also alleges that Prieto urged the men to destroy the weapons after and
wear gloves and also said the attack should occur following Super Tuesday so they would know which candidates were likely to make it onto the November ballot. 

At another gun show in February in
Phoenix, Prieto spoke to the source and immediately asked if he and the
undercover agent were “still a go for the attack.” He then provided
advice to the two men on the plan of attack and advised them to have two
rifles and a sniper as well as a handgun for back up. 

“You want to corral them. And some
people might be trying to leave out of a corner, and you want to blast
those guys. Once (they) get the idea that they are trapped then there is
pandemonium,” Prieto said to the source and undercover agent. “Now
they’re in a panic. And they can’t get out. Now they are going to be
crawling over each other to get out.” 

Prieto also said that he wanted to
make it clear that the attack was racially motivated and told the men to
shout “whities out here killing, what’s we gonna do” and “KKK all the
way” among other racially charged sayings. 

He also emphasized that it was
important for the attack to lead to a high body count and said that
“these people don’t belong here in this country anyway, okay.” He also
advised who he thought were his accomplices to use weapons that don’t
have a paper trail. 

He would later sell an AK-47 to the undercover agent for $2,000 cash. 

In March at a gun show in Prescott
Valley the undercover agent asked Prieto if the plan was just talk or if
they were actually going to do it. 

“If you wait till after the election,
they might have everything in place you can’t even drive, you’ll be
stopped,” Prieto answered. “I want to try to put the guns in place by
ten if we can’t do it before they put everything in place.” 

He also confirmed with the undercover agent that the target would be the Bad Bunny concert in Atlanta. 

On May 14, Prieto was arrested in New
Mexico and told authorities he was traveling to Florida to see his
mother. He admitted that he knew both the undercover agent and the
source and had discussed attacking a concert to start a revolution but
denied that it was actually going to happen. 

He was found with five firearms in
his vehicle and more at his residence. He also admitted to selling the
firearm to the undercover agent. 

If convicted for firearms trafficking
and transfer of a firearm for use in a hate crime, Prieto could see a
maximum penalty of 15 years in prison, a $250,000 fine or both. A
conviction for possession of an unregistered firearm carries a maximum
penalty of 10 years in prison. 

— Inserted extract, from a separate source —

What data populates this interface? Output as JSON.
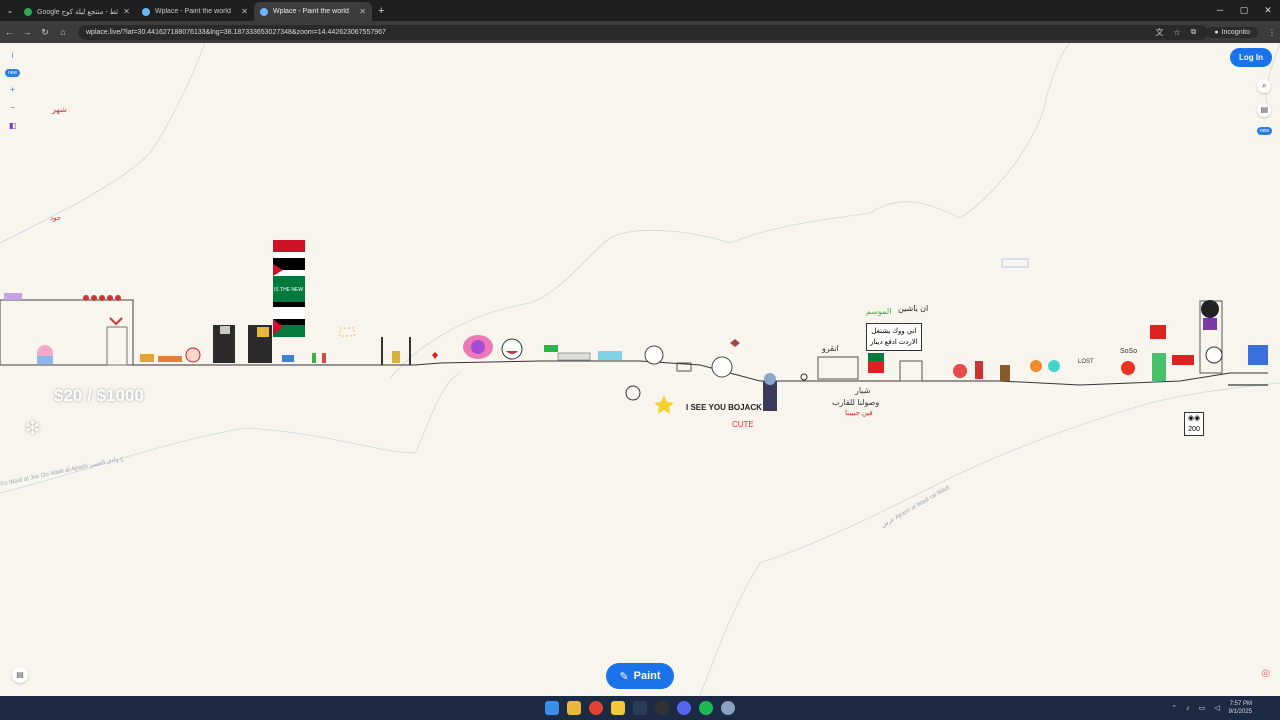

The government petitioned the court
to keep Prieto detained until he has his initial hearing because of the
gravity of the crimes he is accused of committing.